In Table 12, the ideal cost and revenue are compared with the observed cost and revenue at three levels of error for all companies. The results in this table show that for all companies in all three levels of error, the ideal cost is not more than the observed cost and the ideal revenue is not less than the observed revenue as per unit, which indicates an improvement in performance of all companies. For example, consider the Electricity Distribution Company of Khuzestan Province (DMU 6) at the error level of 0.05. Although in the proposed model, the second and fifth inputs have been increased, but the ideal cost of this unit is less than the observed cost. Also, despite the decrease in the first output of the proposed model for this province, its ideal income has been obtained more than its observed income. This analysis can be generalized to other units.

The input price vector and the output price vector for all units are given a fixed value as follows:

For example, the ideal cost and the observed cost along with the ideal revenue and the observed revenue for DMU11 at the error level of 0.03 are obtained from the following formula, which can be generalized to all units.

#### 6. Conclusions

Decision-making units are divided into two categories: efficient and inefficient units. For each inefficient DMU, there is a projection point on the efficient frontier so that the inefficient unit moves towards the efficient frontier with different approaches and becomes efficient.
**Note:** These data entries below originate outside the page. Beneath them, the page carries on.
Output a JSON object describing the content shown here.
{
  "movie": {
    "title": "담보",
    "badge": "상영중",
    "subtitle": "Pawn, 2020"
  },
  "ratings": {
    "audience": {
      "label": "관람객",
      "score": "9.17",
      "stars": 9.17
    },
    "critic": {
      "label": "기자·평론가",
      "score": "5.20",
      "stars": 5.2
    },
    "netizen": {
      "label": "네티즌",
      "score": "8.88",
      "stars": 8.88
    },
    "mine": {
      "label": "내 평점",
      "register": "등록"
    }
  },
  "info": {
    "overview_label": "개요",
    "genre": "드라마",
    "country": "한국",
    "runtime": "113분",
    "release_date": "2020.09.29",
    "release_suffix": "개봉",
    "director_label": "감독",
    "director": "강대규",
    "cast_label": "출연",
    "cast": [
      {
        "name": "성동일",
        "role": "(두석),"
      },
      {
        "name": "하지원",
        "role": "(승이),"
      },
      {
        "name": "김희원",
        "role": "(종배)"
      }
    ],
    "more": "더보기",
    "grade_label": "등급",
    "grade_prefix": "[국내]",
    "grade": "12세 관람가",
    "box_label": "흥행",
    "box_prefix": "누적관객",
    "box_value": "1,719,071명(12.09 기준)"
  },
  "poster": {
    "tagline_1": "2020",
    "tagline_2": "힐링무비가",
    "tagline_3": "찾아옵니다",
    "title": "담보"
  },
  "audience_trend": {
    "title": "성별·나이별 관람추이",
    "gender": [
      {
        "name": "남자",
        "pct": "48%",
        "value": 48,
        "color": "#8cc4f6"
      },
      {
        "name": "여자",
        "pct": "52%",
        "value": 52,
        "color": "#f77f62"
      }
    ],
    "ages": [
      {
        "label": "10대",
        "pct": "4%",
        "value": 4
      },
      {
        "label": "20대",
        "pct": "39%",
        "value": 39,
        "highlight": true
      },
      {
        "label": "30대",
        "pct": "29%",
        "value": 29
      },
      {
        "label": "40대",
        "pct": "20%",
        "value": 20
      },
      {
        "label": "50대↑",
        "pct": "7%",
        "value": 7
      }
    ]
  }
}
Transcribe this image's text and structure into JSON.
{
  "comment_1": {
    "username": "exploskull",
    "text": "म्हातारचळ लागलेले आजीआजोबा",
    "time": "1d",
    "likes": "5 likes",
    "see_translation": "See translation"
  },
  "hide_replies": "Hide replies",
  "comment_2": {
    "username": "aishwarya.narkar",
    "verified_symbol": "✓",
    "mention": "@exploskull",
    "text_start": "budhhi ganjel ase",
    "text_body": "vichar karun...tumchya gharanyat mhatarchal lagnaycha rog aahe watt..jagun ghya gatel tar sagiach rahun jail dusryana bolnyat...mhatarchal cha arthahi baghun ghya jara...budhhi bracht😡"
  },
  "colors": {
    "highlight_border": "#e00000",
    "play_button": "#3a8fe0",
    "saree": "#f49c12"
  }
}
In this paper, in the first step, by technical efficiency models, linear stochastic cost, and revenue under variable returns to scale, we identify projection points such as each DMU. Then, through the presented model, a projection point is obtained that the distance from each of the projection points obtained in the first step under norm 2 is the least. The projection point obtained for each inefficient DMU is very important in two ways. First, the projection obtained for each DMU simultaneously meets the three main aspects of technical efficient, minimal cost, and maximal revenue as much as possible. Secondly, random data and stochastic programming in linear form are used in it. Therefore, it will help managers to make better decisions in the future and will enjoy the benefits of random planning. Considering the importance of the electricity industry in the economic growth and development of each country, a practical example has been implemented on 16 regional electricity companies in Iran in 9 periods. Comparison between cost efficiency and ideal income with observed cost and revenue efficiency showed that the ideal cost of each unit is less than or equal to its observed cost and the ideal revenue of each unit is greater than or equal to the observed revenue of that unit at three levels of error. According to the obtained results, the managers of Iranian electricity distribution companies can plan by identifying inefficient companies, identifying the projection point of the units and setting goals in order to increase their efficiency before the actual performance of the companies. For further studies, the method presented in this paper can be applied to other types of uncertain data such as fuzzy or interval data and can also be focused on other aspects.

#### Appendix

Projection points obtained from different models along with the best projection points in three levels of error are given in this section.

#### Data Availability

All the data used in the application of the model were collected by the authors and they are available per request.

#### Conflicts of Interest

The authors declare that there are no conflicts of interest regarding the publication of this paper.